1944 — British Isles
Frank Albert Kappeler, 0-419579, Lieutenant Colonel
Navigator Crew 11
Served in the European Theater of Operations from November, 1943 until June, 1945. 323rd Bomb Group, 454th Bomb Squad, Navigator.
Graduated high school in 1932 and Polytechnic College of Engineering, Oakland, California. Transferred to Aviation Cadet training in December, 1939 and was commissioned a second lieutenant, June, 1941 at McChord Field, Washington with rating as navigator. Later received training as bombardier. Remained in China-Burma-India Theater after Tokyo Raid until August, 1942. Served in European Theater of Operations from November, 1943 until June, 1945. Stateside assignments after the war included bases in Texas, Ohio, California before returning overseas to Japan where he served from May, 1951, until February, 1952. Deputy Commander, Minuteman Site Activation Task Force, Minot Air Force Base, North Dakota. Decorations include Distinguished Flying Cross, Air Medal with 2 Silver Oak Leaf Clusters, Bronze Star Medal, and Chinese Army, Navy, and Air Corps Medal, Class A, 1st Grade.
Born January 2, 1914, San Francisco, California
Died June, 23rd, 2010, Santa Rosa, California
Airplane #40-2249 Take off at 0856 (8:56am) Ship Time
Ø Took off from Hornet without difficulty.
Ø Navigation accomplished at minimum altitude. Twenty-five knot head wind observed to landfall.
Ø Landfall made considerably north of expected course. Continued low altitude navigation overland. Crossed an active airfield unexpectedly. Intercepted approximately ten minutes later by four new type fighters (Later proved to be the Japanese Toni) and underwent sustained attack. One was observed to be hit by turret gunner which wobbled off and was believed to have crashed. The second hit was seen in flames. Slight damage sustained by remaining two fighters when turret gunner exhausted ammunition.
Ø All four 500 lb. incendiary cluster bombs dropped on a large oil refinery and storage area which were well camouflaged but easily detected from low altitude. Bombs dropped from 600 feet because of fighter opposition. After bombs were dropped it was not difficult to outrun fighters. Smoke column from target observed billowing to several thousand feet at least fifty miles from target.
Ø Three patrol boats were attacked with machine gun fire near mouth of Tokyo Bay. One was left burning.
Ø Tail wind discovered while heading south for China coast. Navigation accomplished at minimum altitude except for 20 minutes spent in cloud deck at 2,500 feet to inspect plane for damage. Right engine missed irregularly on withdrawal.
Ø Bad weather encountered 100 to 150 miles from China coast. Proceeded on instruments and crew bailed out 200 miles inland from China coast. Plane left on A.F.C.E. and flew another 150 miles before crashing.

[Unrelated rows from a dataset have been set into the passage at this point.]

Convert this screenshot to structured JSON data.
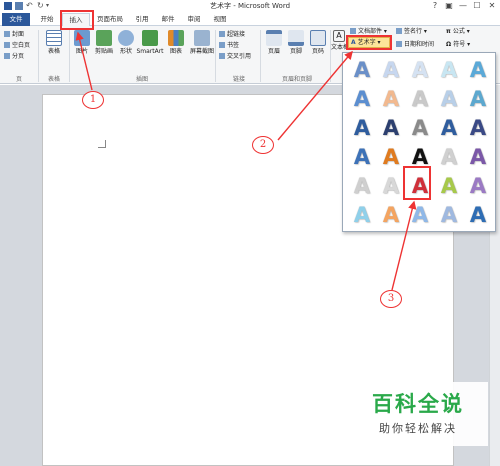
{
  "window": {
    "title": "艺术字 - Microsoft Word",
    "controls": [
      "?",
      "▣",
      "—",
      "☐",
      "✕"
    ]
  },
  "tabs": [
    "文件",
    "开始",
    "插入",
    "页面布局",
    "引用",
    "邮件",
    "审阅",
    "视图"
  ],
  "groups": {
    "pages": {
      "label": "页",
      "items": [
        "封面",
        "空白页",
        "分页"
      ]
    },
    "tables": {
      "label": "表格",
      "button": "表格"
    },
    "illustrations": {
      "label": "插图",
      "buttons": [
        "图片",
        "剪贴画",
        "形状",
        "SmartArt",
        "图表",
        "屏幕截图"
      ]
    },
    "links": {
      "label": "链接",
      "items": [
        "超链接",
        "书签",
        "交叉引用"
      ]
    },
    "header_footer": {
      "label": "页眉和页脚",
      "buttons": [
        "页眉",
        "页脚",
        "页码"
      ]
    },
    "text": {
      "text_box": "文本框",
      "quick_parts": "文档部件",
      "wordart": "艺术字",
      "signature": "签名行",
      "datetime": "日期和时间"
    },
    "symbols": {
      "formula": "公式",
      "symbol": "符号"
    }
  },
  "gallery": {
    "glyph": "A",
    "rows": [
      [
        "#6a8fc8",
        "#c7d7ef",
        "#d5e2f2",
        "#c8e6f2",
        "#5aa9d8"
      ],
      [
        "#5b8ed0",
        "#f2b98f",
        "#c9c9c9",
        "#b8cfe8",
        "#5ca8cf"
      ],
      [
        "#2f5d9e",
        "#2c3f6f",
        "#8a8a8a",
        "#2f5d9e",
        "#3b4a86"
      ],
      [
        "#3d72b8",
        "#e07b1f",
        "#111111",
        "#d0d0d0",
        "#7b58a8"
      ],
      [
        "#cfcfcf",
        "#d8d8d8",
        "#d0303a",
        "#a7c94a",
        "#9b7ac4"
      ],
      [
        "#8fd0ea",
        "#f4a460",
        "#8fb8e8",
        "#9fb9e0",
        "#2e6db4"
      ]
    ]
  },
  "annotations": {
    "circle1": "1",
    "circle2": "2",
    "circle3": "3"
  },
  "watermark": {
    "title": "百科全说",
    "subtitle": "助你轻松解决"
  }
}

Ø Lt. Reddy suffered a broken knee cap and a severe cut on the forehead. Sgt. Gardner sprained both ankles slightly. Crew arrived safely at Chuchow on the late evening of April 20th.
Ø Bail out occurred at 2330 (11:30pm), over fourteen and one half hours after take off.
Doolittle Tokyo Raider "Crew #11 Photo description; Forty-eight hours after the crew of bomber #11 bailed out, they pose for a picture after being reunited in a small Chinese town before being moved to Chuhsien.
From left are, Sgt. William Birch, bombardier; Lt. Frank Kappeler, navigator; Capt. C. Ross Greening, pilot; Lt. Ken Reddy, co-pilot; and Sgt. Melvin Gardner, engineer/gunner.
***** Served in the European Theater of Operations from November, 1943 until June, 1945. ********
March, 2012; From the 323rd BG Historian Roy Bozych;
The other night I was reading an article about the upcoming annual reunion of the Doolittle Raiders at the National Museum of the US Air Force this coming April 17th to April 20th., 2012 ... Listed in the article where the names of the surviving Doolittle Raiders. In looking at the list I noticed Frank Kappeler’s name was missing. For those of you were unaware, one of Frank’s later WWII assignments was as a lead navigator with the 323rd BG. He was alsothe navigator on plane # 11 in the Doolittle Raid. I wrote a short article about him on page 14 of our spring 2010 news letter.
A quick internet search produced an obit for Frank from June 23, 2010 which I have attached to this e-mail for everyone. Please join me in offering his wife Betty and the rest of Frank’s family our belated condolences and prayers on the passing of a great WWII Veteran.
Roy R. Bozych
323rd BG Historian